- [What is needed]: All lines of the material below that include the string "Eraldo" are to be copied.

Study material START

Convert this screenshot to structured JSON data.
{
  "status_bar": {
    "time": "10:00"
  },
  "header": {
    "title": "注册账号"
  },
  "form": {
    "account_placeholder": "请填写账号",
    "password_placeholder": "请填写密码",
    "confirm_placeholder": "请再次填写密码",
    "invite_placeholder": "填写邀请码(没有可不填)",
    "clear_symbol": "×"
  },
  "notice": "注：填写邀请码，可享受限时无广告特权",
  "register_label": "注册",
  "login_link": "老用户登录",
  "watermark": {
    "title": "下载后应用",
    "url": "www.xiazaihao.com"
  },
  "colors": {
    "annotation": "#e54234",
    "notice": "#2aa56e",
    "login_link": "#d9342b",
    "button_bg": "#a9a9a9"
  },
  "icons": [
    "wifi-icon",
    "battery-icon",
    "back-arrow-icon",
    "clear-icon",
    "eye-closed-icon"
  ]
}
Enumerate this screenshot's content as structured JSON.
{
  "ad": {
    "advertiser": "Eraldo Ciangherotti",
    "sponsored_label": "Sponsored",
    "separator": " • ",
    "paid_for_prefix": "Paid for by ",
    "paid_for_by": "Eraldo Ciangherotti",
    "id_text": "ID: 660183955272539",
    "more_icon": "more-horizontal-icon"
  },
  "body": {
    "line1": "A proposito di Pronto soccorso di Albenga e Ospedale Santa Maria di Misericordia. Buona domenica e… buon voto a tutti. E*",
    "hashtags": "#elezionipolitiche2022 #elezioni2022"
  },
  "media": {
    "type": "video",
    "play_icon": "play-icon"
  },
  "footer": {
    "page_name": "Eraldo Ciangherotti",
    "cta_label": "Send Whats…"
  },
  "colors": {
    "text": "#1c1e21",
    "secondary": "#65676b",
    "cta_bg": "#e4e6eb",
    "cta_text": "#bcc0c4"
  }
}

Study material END

- [Worked solution]:
    "advertiser": "Eraldo Ciangherotti",
    "paid_for_by": "Eraldo Ciangherotti",
    "page_name": "Eraldo Ciangherotti",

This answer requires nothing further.